Reduction question, searching for the lane index of the thread with the highest value

Hi,

An interesting reduction question.

We’re storing 32 float values distributed across threads of each warp.
Now per warp we want the lane index of the thread with the highest value.

Is there a particularly efficient way of getting this result?

Christian

I haven’t thought deeply about it, but couldn’t you just use the basic __shfl()-based maximum-per-warp search (https://devtalk.nvidia.com/default/topic/534848/cuda-programming-and-performance/shfl-function-in-kepler/post/4030883/#4030883), but instead of max() use an if-then-else that propagates both the value and an accompanying index?

More efficient would likely be this: stuff the value into the high bits of an integer, the lane index into the lowest five bits, then use the regular shuffle-based maximum search. After the maximum has been computed, extract maximum value and index. In case of multiple lanes holding the maximum value, this would return the index of the highest lane holding that value. If you want the lowest lane index instead, store 32-lane_idx into the low-order five bits.

This assumes you can somehow easily compress your ‘float’ data into 27 bits, which may or may not be possible. If the range of the data is limited, the easiest way would probably be to remove the sign and some exponent bits to achieve the compression.

I would implement it this way:

max_f = warp_butterfly_reduction_max_f32(f)
mask  = __ballot(f == max_f)
lane  = bfind.u32(mask)

That’s 13 ops: shfl/max x 5 + setp + vote.ballot + bfind.u32.

This will return the highest lane index in case there are multiple matches.

You might want to convince yourself that your max.f32 (or max.ftz.f32) and setp.eq.f32 (or setp.eq.ftz.f32) are going to work with your input data. @njuffa can probably describe a situation where the reduction wouldn’t match a lane value?

I was thinking about NaN’s and/or accidentally mixing in .ftz’s. I think there is nothing to worry about if you don’t do anything dumb in PTX. :)

Thank you allanmac, I was hoping that warp voting would be useful in this context - you just confirmed it.

I found some macro that I can use in CUDA code to access the bfind PTX instruction

// __bind(unsigned int i): Find the most significant bit in a 32/64 number (PTX).
__device__ __forceinline__ int __bfind(unsigned int i) const { int b; asm volatile("bfind.u32 %0, %1;" : "=r"(b) : "r"(i)); return b; }

I’ve already got some an implementation of a butterfly reduction.

This should be a breeze.
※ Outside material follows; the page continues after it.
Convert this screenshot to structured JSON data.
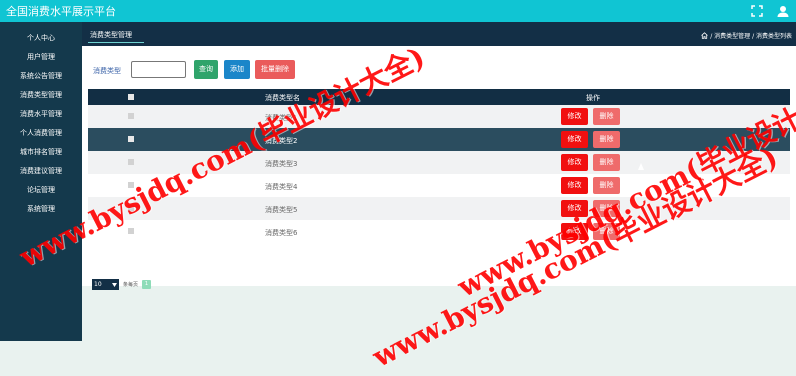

Thanks.

Could this be faster?

max_f = warp_butterfly_reduction_max_f32(f);
if (f == max_f) shared[warpID]=myLane; 
// no syncthreads(), uses warp synchronous architecture assumption
lane  = shared[warpID];

The write in line 2 may have multiple threads writing to the same location, but ONE is guaranteed to succeed so the net behavior is correct.

I don’t know how ballot() performance compares to a predicated smem store + broadcast load.

I’ve used both approaches in my code though!

Trivia: pre-Maxwell the highest lane would “win” the smem store. That appears to no longer be the case.

One other point for @cbuchner1 – I implied you needed PTX but, as I’m sure you’ve determined, you can implement your reduction entirely with intrinsics.

I believe the vote instruction is the fastest returning instruction on the device. On Maxwell it only requires 2 clocks to execute.

I recently had to write some similar code. I had each thread in the warp calculating a lookup table entry in shared memory, but some of the threads could generate empty entries and I wanted the lookup table holes filled in by shifting things left as needed. So I used a vote/popc combination with some bit mask logic.

I almost went with a complicated warp shuffle approach but then realized vote was all I needed. Handy little instruction.